Problem statement
Copy each of the entries below faithfully, setting aside any pictures.

Input for this task

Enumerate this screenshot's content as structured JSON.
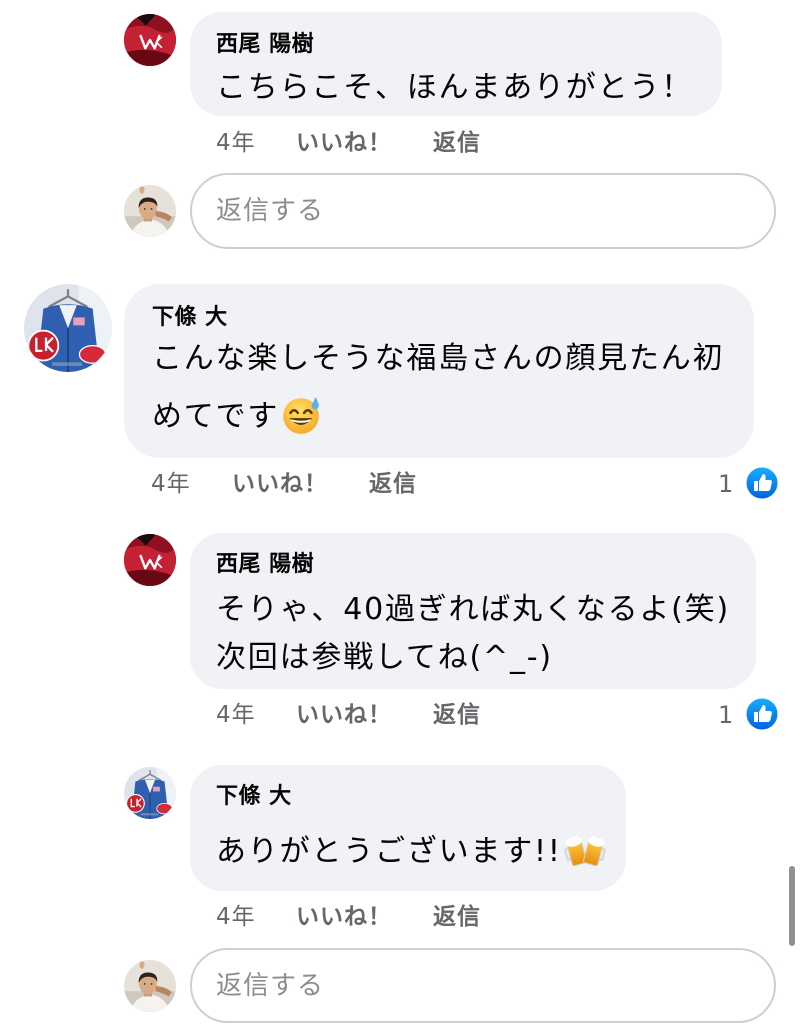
{
  "colors": {
    "bubble": "#f0f2f5",
    "text": "#050505",
    "meta": "#65676b",
    "like_blue": "#1877f2",
    "input_border": "#ccd0d5"
  },
  "thread": {
    "reply_1": {
      "author": "西尾 陽樹",
      "text": "こちらこそ、ほんまありがとう！",
      "time": "4年",
      "like_label": "いいね！",
      "reply_label": "返信"
    },
    "reply_box_1": {
      "placeholder": "返信する"
    },
    "comment": {
      "author": "下條 大",
      "lines": [
        "こんな楽しそうな福島さんの顔見たん初",
        "めてです"
      ],
      "emoji": "sweat-smile-emoji-icon",
      "time": "4年",
      "like_label": "いいね！",
      "reply_label": "返信",
      "reaction_count": "1",
      "reaction_icon": "like-icon"
    },
    "reply_2": {
      "author": "西尾 陽樹",
      "lines": [
        "そりゃ、40過ぎれば丸くなるよ(笑)",
        "次回は参戦してね(^_-)"
      ],
      "time": "4年",
      "like_label": "いいね！",
      "reply_label": "返信",
      "reaction_count": "1",
      "reaction_icon": "like-icon"
    },
    "reply_3": {
      "author": "下條 大",
      "text": "ありがとうございます!!",
      "emoji": "beer-mugs-emoji-icon",
      "time": "4年",
      "like_label": "いいね！",
      "reply_label": "返信"
    },
    "reply_box_2": {
      "placeholder": "返信する"
    }
  }
}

Your solution
Enumerate this screenshot's content as structured JSON.
{
  "colors": {
    "bubble": "#f0f2f5",
    "text": "#050505",
    "meta": "#65676b",
    "like_blue": "#1877f2",
    "input_border": "#ccd0d5"
  },
  "thread": {
    "reply_1": {
      "author": "西尾 陽樹",
      "text": "こちらこそ、ほんまありがとう！",
      "time": "4年",
      "like_label": "いいね！",
      "reply_label": "返信"
    },
    "reply_box_1": {
      "placeholder": "返信する"
    },
    "comment": {
      "author": "下條 大",
      "lines": [
        "こんな楽しそうな福島さんの顔見たん初",
        "めてです"
      ],
      "emoji": "sweat-smile-emoji-icon",
      "time": "4年",
      "like_label": "いいね！",
      "reply_label": "返信",
      "reaction_count": "1",
      "reaction_icon": "like-icon"
    },
    "reply_2": {
      "author": "西尾 陽樹",
      "lines": [
        "そりゃ、40過ぎれば丸くなるよ(笑)",
        "次回は参戦してね(^_-)"
      ],
      "time": "4年",
      "like_label": "いいね！",
      "reply_label": "返信",
      "reaction_count": "1",
      "reaction_icon": "like-icon"
    },
    "reply_3": {
      "author": "下條 大",
      "text": "ありがとうございます!!",
      "emoji": "beer-mugs-emoji-icon",
      "time": "4年",
      "like_label": "いいね！",
      "reply_label": "返信"
    },
    "reply_box_2": {
      "placeholder": "返信する"
    }
  }
}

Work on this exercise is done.